Millions of people around the world live with breathlessness due to underlying conditions. It’s a problem that’s rarely recognised or even discussed, yet has a major impact on their lives.
Simply put, these people can’t catch their breath. And when the problem gets worse it can lead to a crisis situation. In fact, it may be responsible for as many as 20% of ambulance trips to the hospital.
But people who suffer from chronic breathlessness could often manage the problem at home if only they were given support. This would avoid a potentially difficult experience for patients and prevent a lot of wasted health service time and money for emergency departments.
Traditionally the management of patients with lung, heart and neuro-muscular diseases has focused only on the underlying disease – for example, the emphysema – without routinely looking at the impact that being out of breath over months and years has on patients’ everyday lives, or how that can be helped.
Here at Hull York Medical School in the Wolfson Palliative Care Research Centre, we are carrying out research into breathlessness to positively impact the lives of those living with the symptom. We hope to enable patients to share their concerns about their ongoing breathlessness with doctors and nurses and for clinicians to ask patients routinely, and to share self-help techniques which can help relieve breathlessness.
An exploratory systematic review and meta-analyses of airflow for the relief of chronic breathlessness in people with advanced disease
Many people live with continuing distress and difficulties arising from breathlessness despite treatment given to the underlying disease which causes it. This project addressed whether airflow provides relief of chronic breathlessness in people with advanced disease.
Breathlessness RElief AT HomE (BREATHE)
We want to see if we could run a research study that tests if paramedics trained in breathlessness techniques is more effective for people in breathlessness crisis than usual care in easing breathlessness and help more people stay at home.
Breathlessness is distressing for people with heart failure, and, as the condition worsens, may persist despite the best treatment. It’s already known breathlessness is safely improved by low-dose morphine in other conditions, such as cancer and chronic obstructive pulmonary disease. In this study, we tested if medium-term morphine therapy helps with breathlessness in heart failure patients.

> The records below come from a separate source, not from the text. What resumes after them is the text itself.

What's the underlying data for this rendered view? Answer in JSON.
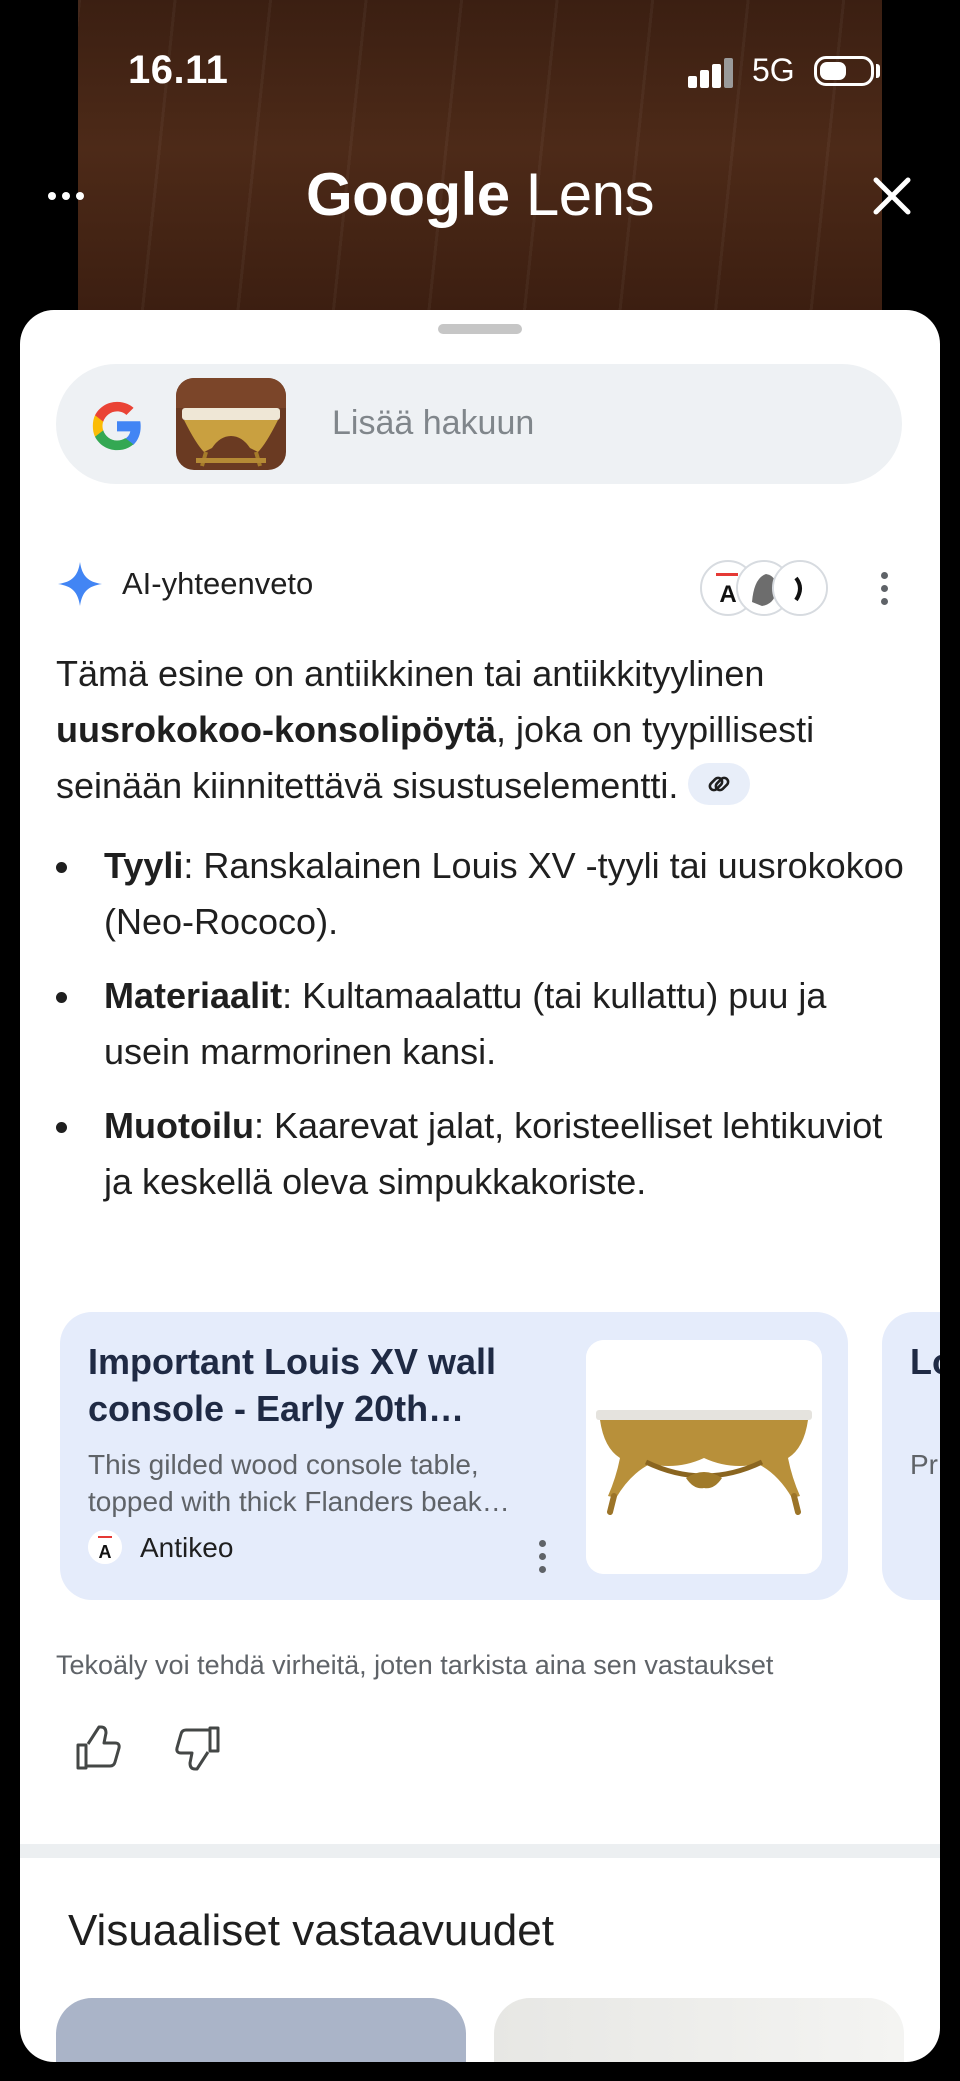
{
  "status_bar": {
    "time": "16.11",
    "network": "5G"
  },
  "header": {
    "title_bold": "Google",
    "title_rest": " Lens"
  },
  "search": {
    "placeholder": "Lisää hakuun"
  },
  "ai_overview": {
    "label": "AI-yhteenveto",
    "intro_pre": "Tämä esine on antiikkinen tai antiikkityylinen ",
    "intro_bold": "uusrokokoo-konsolipöytä",
    "intro_post": ", joka on tyypillisesti seinään kiinnitettävä sisustuselementti.",
    "bullets": [
      {
        "term": "Tyyli",
        "text": ": Ranskalainen Louis XV -tyyli tai uusrokokoo (Neo-Rococo)."
      },
      {
        "term": "Materiaalit",
        "text": ": Kultamaalattu (tai kullattu) puu ja usein marmorinen kansi."
      },
      {
        "term": "Muotoilu",
        "text": ": Kaarevat jalat, koristeelliset lehtikuviot ja keskellä oleva simpukkakoriste."
      }
    ]
  },
  "source_cards": [
    {
      "title": "Important Louis XV wall console - Early 20th…",
      "description": "This gilded wood console table, topped with thick Flanders beak…",
      "source": "Antikeo"
    },
    {
      "title": "Lo W",
      "description": "Pr Wa"
    }
  ],
  "disclaimer": "Tekoäly voi tehdä virheitä, joten tarkista aina sen vastaukset",
  "visual_matches": {
    "heading": "Visuaaliset vastaavuudet"
  },
  "colors": {
    "accent": "#4285f4",
    "card_bg": "#e5ecfb",
    "pill_bg": "#eef1f4"
  }
}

Breathe Well: Improving the sustained use of supported self-management strategies for living well with chronic breathlessness
Chronic (persistent) breathlessness restricts social lives and day-to-day tasks. Breathlessness services can support people to self-manage, but there is often a gap between knowing what to do and doing it - true for patients, carers and clinicians alike. The aim of this study is to understand how to better enable supported self-management for people living with chronic breathlessness and to develop an implementation strategy to achieve this.
Bringing breathlessness into view
People living with breathlessness find their experience hard to describe to others. The aim of this project is to make an exhibition to show the public what it is like living with breathlessness.
Breathlessness and presentation to the emergency department: a survey and clinical record review
Breathlessness is a frequently occurring symptom of cardiorespiratory conditions and is a common cause of emergency department presentation. The aim of this study was to estimate the prevalence of acute-on-chronic breathlessness as a cause for presentation to the major emergencies area of the emergency department.
This project addresses the uncertainties relating to the design and conduct of a substantive phase 3 randomised controlled trial to evaluate a complex breathlessness intervention in patients with idiopathic pulmonary fibrosis (IPF) and chronic breathlessness.
Calming Hand and Fan Feasibility trial (CHAFF)
This study looks at two options to help relieve breathlessness: a hand-held battery operated fan designed to give cool airflow to the face, and the Calming Hand, a simple breathing strategy that could help reduce anxiety that often occurs with breathlessness.
ExacQual Study: Understanding people's experiences of exacerbations
Exacerbations of COPD are very distressing for patients and have long term consequences for their health. We want to explore patients and carers experiences, expectations and understanding of exacerbations and their help-seeking behaviour related to their exacerbations.
Living with breathlessness: systematic review and qualitative synthesis
Living with breathlessness can be very difficult, affecting every area of life. However, there are things that can do to make life easier. This project reviewed the large body of research on breathlessness to understand how patients' quality of life can be improved.
Morphine and Breathlessness (MABEL)
Chronic breathlessness is common and very disabling in people with heart and lung conditions and cancer. We want to see if 10 to 20mg per day of oral morphine is better than dummy capsules at improving breathlessness.